The Akron City Council advanced plans Monday to help private developers fill two empty downtown buildings and lease 8.4 acres at the airport for a truck-driving school.

The elected body’s busy planning committee also put the brakes on a rewrite of zoning rules that would shrink the number of parking lots required for future housing developments, nearly eliminating them in some cases.

The committee gave a nod to the sale of CitiCenter, 146 S. High St., for $2.8 million to Weston Inc. The Cleveland-based developer, which would get a 15-year property tax break on residential improvements, plans to put 60 apartments in the old YWCA building and lease 20,000 square feet in the lower two floors back to the city for an employees' credit union and municipal staff dislocated by the development.

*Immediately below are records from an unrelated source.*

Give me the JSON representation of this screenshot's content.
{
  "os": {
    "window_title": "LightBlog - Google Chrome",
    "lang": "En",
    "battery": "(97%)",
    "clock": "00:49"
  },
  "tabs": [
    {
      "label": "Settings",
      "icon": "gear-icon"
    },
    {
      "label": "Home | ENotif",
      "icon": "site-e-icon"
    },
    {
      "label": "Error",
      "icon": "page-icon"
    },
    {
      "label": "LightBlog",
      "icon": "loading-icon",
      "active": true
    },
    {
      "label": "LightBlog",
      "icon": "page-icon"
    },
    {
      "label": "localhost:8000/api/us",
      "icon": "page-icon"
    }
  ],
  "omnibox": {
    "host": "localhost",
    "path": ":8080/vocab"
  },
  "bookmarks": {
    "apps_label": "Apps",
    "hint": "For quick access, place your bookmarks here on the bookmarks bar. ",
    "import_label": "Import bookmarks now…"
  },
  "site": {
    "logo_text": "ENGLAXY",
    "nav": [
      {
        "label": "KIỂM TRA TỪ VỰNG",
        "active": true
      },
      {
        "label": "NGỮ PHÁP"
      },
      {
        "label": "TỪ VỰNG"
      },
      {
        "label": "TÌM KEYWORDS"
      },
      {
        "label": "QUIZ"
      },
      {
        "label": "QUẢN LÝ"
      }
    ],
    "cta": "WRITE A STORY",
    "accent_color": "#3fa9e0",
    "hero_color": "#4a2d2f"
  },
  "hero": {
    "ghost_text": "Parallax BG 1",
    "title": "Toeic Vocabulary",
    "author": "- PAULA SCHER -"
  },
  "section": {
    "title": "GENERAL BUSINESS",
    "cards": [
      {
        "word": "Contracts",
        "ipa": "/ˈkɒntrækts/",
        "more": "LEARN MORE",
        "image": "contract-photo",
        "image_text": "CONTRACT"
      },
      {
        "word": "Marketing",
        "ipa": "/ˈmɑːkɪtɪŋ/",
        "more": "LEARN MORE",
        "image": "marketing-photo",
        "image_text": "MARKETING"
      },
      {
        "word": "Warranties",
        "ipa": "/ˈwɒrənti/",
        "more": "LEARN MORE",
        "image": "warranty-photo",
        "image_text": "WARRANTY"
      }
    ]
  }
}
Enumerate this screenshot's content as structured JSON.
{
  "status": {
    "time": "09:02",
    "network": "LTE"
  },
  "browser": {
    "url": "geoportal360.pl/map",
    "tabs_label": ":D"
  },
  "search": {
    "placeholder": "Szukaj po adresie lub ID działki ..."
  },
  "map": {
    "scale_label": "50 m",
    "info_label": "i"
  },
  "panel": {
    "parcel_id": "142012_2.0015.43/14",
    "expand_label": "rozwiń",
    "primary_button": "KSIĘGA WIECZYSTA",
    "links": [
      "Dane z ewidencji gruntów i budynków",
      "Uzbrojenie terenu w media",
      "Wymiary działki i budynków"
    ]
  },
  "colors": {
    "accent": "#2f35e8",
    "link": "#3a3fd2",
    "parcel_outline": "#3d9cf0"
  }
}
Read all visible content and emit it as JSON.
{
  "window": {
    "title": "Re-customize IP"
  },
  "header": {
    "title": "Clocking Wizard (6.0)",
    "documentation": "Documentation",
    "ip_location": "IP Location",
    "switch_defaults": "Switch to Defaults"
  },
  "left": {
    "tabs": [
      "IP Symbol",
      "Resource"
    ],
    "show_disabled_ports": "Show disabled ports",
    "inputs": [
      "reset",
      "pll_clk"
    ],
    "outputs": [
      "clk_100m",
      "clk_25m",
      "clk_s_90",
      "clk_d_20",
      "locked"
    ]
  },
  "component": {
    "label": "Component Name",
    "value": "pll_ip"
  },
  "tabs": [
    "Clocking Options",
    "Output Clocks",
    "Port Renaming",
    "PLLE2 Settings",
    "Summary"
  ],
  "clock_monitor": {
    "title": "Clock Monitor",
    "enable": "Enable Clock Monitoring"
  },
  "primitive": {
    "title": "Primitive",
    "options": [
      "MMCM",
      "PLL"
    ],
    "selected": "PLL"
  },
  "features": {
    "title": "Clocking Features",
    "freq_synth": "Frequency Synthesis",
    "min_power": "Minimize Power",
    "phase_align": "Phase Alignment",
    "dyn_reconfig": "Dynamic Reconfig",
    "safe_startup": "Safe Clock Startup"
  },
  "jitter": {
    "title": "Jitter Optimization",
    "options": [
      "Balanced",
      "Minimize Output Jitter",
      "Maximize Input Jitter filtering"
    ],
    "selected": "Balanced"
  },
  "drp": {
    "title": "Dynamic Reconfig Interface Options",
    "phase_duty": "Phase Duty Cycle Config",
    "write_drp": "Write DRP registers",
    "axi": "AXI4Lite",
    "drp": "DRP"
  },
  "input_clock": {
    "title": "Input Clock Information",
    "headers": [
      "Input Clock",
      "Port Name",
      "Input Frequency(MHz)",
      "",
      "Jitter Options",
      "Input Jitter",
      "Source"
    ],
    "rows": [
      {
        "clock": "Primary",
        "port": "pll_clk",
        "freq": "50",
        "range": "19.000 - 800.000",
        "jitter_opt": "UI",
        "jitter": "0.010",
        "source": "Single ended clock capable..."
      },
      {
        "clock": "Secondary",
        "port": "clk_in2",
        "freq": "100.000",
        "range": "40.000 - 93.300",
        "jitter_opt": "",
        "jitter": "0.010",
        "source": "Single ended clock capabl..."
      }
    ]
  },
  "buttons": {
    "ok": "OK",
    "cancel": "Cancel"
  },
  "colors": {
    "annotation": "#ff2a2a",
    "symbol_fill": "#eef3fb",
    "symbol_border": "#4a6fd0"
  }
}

Weston Director of Development Kurt Updegraff said the building’s central location and physical connection to City Hall is “a big sales point for” future tenants. Apartments are set from 600 to 1,000 square feet with parking in an attached city deck.

With one to three years before financing is secured, Updegraff said it’s too early to set rental rates. “We’ll determine that when the market study is completed. I can’t really tell you that right now.”

The council also gave an initial nod to buy and sell the old Carlton Building at 201 S. Main St. across from Lock 3 Park.

The short office building, in a block with seven others poised for redevelopment, needs a new heating and cooling system, electrical wiring and plumbing before its new owners, PEG Entertainment, can move in. First, though, the city will buy the property for $1 from JMS Place Limited and then sell it for a buck to Pritt Properties.

Public ownership, even for a few seconds, allows the city to offer a 30-year property tax rebate on the improvements, which a developer might not undertake without the public incentive.

Ryan Pritt, who co-founded PEG with his brother five years ago, said his eight full-time employees will move when the work is done from the corner of Exchange and Main streets into the second floor of the 118-year-old Carlton Building, named for Carlton Clothes, a clothing store that was once housed there.

Pritt, who volunteered on a steering committee for the city’s downtown redevelopment plan, has Groundswell Development Inc., which also redeveloped Lock 4, to oversee the development project.

“As we’ve grown and continue to grow and work with clients all over the county,” Pritt said of his graphics and video production firm, “we really want to put our roots here in Akron.” The repurposing of the Carlton Building’s first floor for retail or other business use would be ”an asset to the community,” he added.

Council has scheduled a final vote on the CitiCenter and PEG deals for Nov. 26.


Stark State President Para Jones successfully lobbied the council to swiftly approve the lease of 8.4 acres for $21,000 annually at the city-owned Akron Executive Airport, formerly Akron Fulton International Airport.

In a modular classroom and on a built-to-suit track, the two-year college hopes to put 100 students through a first-in-the-county seven-week truck-driving school for in-demand CDL's (or commercial driver's licenses). James Hardy, chief of staff to the mayor, said the redevelopment in an industrial corner of Akron will allow students to take rigs out on the road without rattling residential areas.

The truck-driving school, which has received $350,000 in state support, is projected to open early next year. Jones said she needed immediate approval of the city lease so she could apply quickly to the Federal Aviation Administration, which takes applications in six-month cycles for new land use at airports.

Jones is also asking the state to fill a revolving fund that the college would manage to disburse loans and grants for students. Populations under-represented in the trucking industry, including women, would be able to earn a CDL at a fraction of the cost or for free, Jones said. Instead of signing bonuses for new hires, companies would replenish the fund with each student they employ.

“This is not new. Other community colleges in Ohio are using it for their CDL programs,” Jones said, noting that the state, recognizing traditional Pell Grants fall short, expanded funding for CDL students earlier this year.

Parking pause

Lastly, the council took a week to consider the administration’s proposal to reduce off-street parking requirements for new residential housing units.

The city has approved several variances in the past two years, allowing developers of multi-unit housing to offer less than the 1.5 parking spaces per unit required under current law. The rewrite would shrink that to 1 space per unit.

Originally presented weeks ago, the zoning code rewrite is designed to align building standards with what city planners believe will be a more walkable, bikeable future in a city with more residents and fewer personal vehicles. A first draft eliminated the requirement for any parking at supportive housing, including large-scale subsidized complexes for homeless and mentally ill residents. City Planner Jason Segedy and Zoning Manager Mike Antenucci worked with council members Jeff Fusco and Linda Omobien to set a bare minimum of one spot for every four units to accommodate visitors in these facilities, which tend to have residents who can't afford cars.

Omobien also asked about the intent of new language that says low-income tenants have "special needs." That concern gave the council enough pause to wait a week for an explanation from the law department, which helps draft all legislation.


Reach Doug Livingston at 330-996-3792 or